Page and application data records
Segment Open
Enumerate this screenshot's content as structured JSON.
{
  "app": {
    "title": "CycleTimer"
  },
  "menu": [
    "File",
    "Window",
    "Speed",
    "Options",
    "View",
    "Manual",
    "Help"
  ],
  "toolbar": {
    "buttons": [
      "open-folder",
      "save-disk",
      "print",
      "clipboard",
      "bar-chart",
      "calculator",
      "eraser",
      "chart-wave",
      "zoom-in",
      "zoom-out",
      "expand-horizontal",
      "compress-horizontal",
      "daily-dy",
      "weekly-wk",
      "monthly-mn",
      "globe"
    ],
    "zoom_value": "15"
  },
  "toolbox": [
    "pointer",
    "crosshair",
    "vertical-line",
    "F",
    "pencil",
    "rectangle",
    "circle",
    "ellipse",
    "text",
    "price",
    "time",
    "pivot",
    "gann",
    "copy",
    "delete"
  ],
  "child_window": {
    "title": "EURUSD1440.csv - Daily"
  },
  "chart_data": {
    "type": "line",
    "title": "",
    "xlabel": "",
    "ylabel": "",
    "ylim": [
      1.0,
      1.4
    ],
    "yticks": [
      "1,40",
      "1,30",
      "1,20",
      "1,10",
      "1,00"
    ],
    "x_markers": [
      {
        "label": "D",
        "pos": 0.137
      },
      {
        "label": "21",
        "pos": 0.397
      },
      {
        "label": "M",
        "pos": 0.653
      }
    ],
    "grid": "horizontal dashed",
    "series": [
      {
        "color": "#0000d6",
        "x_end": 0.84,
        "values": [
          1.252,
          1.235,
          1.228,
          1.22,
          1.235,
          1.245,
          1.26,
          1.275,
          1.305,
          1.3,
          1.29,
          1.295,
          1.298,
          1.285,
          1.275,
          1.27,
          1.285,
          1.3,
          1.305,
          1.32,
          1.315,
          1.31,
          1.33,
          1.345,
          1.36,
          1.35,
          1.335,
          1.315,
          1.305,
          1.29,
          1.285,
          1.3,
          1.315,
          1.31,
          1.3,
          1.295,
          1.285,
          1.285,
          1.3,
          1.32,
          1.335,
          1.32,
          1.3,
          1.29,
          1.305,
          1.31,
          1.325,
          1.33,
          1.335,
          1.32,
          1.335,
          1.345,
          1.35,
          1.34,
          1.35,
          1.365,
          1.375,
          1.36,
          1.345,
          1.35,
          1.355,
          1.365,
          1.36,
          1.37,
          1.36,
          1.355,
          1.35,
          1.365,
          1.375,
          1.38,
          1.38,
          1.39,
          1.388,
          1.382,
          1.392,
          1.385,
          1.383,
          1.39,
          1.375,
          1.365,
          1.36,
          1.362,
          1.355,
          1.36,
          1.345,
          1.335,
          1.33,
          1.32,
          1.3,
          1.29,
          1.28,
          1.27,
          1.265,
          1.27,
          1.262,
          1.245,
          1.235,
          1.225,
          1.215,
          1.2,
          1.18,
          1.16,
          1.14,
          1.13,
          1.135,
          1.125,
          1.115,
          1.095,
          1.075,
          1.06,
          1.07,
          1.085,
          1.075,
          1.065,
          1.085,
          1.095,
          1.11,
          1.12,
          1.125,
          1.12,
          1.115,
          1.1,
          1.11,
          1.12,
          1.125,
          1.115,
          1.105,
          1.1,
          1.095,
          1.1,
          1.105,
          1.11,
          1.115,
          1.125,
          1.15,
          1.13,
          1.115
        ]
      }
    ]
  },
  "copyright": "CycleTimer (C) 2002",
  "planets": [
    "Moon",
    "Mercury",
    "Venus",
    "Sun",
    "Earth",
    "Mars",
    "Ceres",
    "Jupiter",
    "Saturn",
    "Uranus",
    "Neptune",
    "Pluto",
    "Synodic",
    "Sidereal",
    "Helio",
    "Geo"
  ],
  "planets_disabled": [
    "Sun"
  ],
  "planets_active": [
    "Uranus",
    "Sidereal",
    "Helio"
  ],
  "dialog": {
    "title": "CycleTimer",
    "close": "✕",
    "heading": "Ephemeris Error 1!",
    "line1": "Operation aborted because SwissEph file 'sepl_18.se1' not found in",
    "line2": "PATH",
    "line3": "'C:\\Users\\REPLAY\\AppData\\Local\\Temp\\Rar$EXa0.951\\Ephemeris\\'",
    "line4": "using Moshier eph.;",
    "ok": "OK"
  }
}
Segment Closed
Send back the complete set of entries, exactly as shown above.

• [RESPONSE TO THE EXERCISE]
Enumerate this screenshot's content as structured JSON.
{
  "app": {
    "title": "CycleTimer"
  },
  "menu": [
    "File",
    "Window",
    "Speed",
    "Options",
    "View",
    "Manual",
    "Help"
  ],
  "toolbar": {
    "buttons": [
      "open-folder",
      "save-disk",
      "print",
      "clipboard",
      "bar-chart",
      "calculator",
      "eraser",
      "chart-wave",
      "zoom-in",
      "zoom-out",
      "expand-horizontal",
      "compress-horizontal",
      "daily-dy",
      "weekly-wk",
      "monthly-mn",
      "globe"
    ],
    "zoom_value": "15"
  },
  "toolbox": [
    "pointer",
    "crosshair",
    "vertical-line",
    "F",
    "pencil",
    "rectangle",
    "circle",
    "ellipse",
    "text",
    "price",
    "time",
    "pivot",
    "gann",
    "copy",
    "delete"
  ],
  "child_window": {
    "title": "EURUSD1440.csv - Daily"
  },
  "chart_data": {
    "type": "line",
    "title": "",
    "xlabel": "",
    "ylabel": "",
    "ylim": [
      1.0,
      1.4
    ],
    "yticks": [
      "1,40",
      "1,30",
      "1,20",
      "1,10",
      "1,00"
    ],
    "x_markers": [
      {
        "label": "D",
        "pos": 0.137
      },
      {
        "label": "21",
        "pos": 0.397
      },
      {
        "label": "M",
        "pos": 0.653
      }
    ],
    "grid": "horizontal dashed",
    "series": [
      {
        "color": "#0000d6",
        "x_end": 0.84,
        "values": [
          1.252,
          1.235,
          1.228,
          1.22,
          1.235,
          1.245,
          1.26,
          1.275,
          1.305,
          1.3,
          1.29,
          1.295,
          1.298,
          1.285,
          1.275,
          1.27,
          1.285,
          1.3,
          1.305,
          1.32,
          1.315,
          1.31,
          1.33,
          1.345,
          1.36,
          1.35,
          1.335,
          1.315,
          1.305,
          1.29,
          1.285,
          1.3,
          1.315,
          1.31,
          1.3,
          1.295,
          1.285,
          1.285,
          1.3,
          1.32,
          1.335,
          1.32,
          1.3,
          1.29,
          1.305,
          1.31,
          1.325,
          1.33,
          1.335,
          1.32,
          1.335,
          1.345,
          1.35,
          1.34,
          1.35,
          1.365,
          1.375,
          1.36,
          1.345,
          1.35,
          1.355,
          1.365,
          1.36,
          1.37,
          1.36,
          1.355,
          1.35,
          1.365,
          1.375,
          1.38,
          1.38,
          1.39,
          1.388,
          1.382,
          1.392,
          1.385,
          1.383,
          1.39,
          1.375,
          1.365,
          1.36,
          1.362,
          1.355,
          1.36,
          1.345,
          1.335,
          1.33,
          1.32,
          1.3,
          1.29,
          1.28,
          1.27,
          1.265,
          1.27,
          1.262,
          1.245,
          1.235,
          1.225,
          1.215,
          1.2,
          1.18,
          1.16,
          1.14,
          1.13,
          1.135,
          1.125,
          1.115,
          1.095,
          1.075,
          1.06,
          1.07,
          1.085,
          1.075,
          1.065,
          1.085,
          1.095,
          1.11,
          1.12,
          1.125,
          1.12,
          1.115,
          1.1,
          1.11,
          1.12,
          1.125,
          1.115,
          1.105,
          1.1,
          1.095,
          1.1,
          1.105,
          1.11,
          1.115,
          1.125,
          1.15,
          1.13,
          1.115
        ]
      }
    ]
  },
  "copyright": "CycleTimer (C) 2002",
  "planets": [
    "Moon",
    "Mercury",
    "Venus",
    "Sun",
    "Earth",
    "Mars",
    "Ceres",
    "Jupiter",
    "Saturn",
    "Uranus",
    "Neptune",
    "Pluto",
    "Synodic",
    "Sidereal",
    "Helio",
    "Geo"
  ],
  "planets_disabled": [
    "Sun"
  ],
  "planets_active": [
    "Uranus",
    "Sidereal",
    "Helio"
  ],
  "dialog": {
    "title": "CycleTimer",
    "close": "✕",
    "heading": "Ephemeris Error 1!",
    "line1": "Operation aborted because SwissEph file 'sepl_18.se1' not found in",
    "line2": "PATH",
    "line3": "'C:\\Users\\REPLAY\\AppData\\Local\\Temp\\Rar$EXa0.951\\Ephemeris\\'",
    "line4": "using Moshier eph.;",
    "ok": "OK"
  }
}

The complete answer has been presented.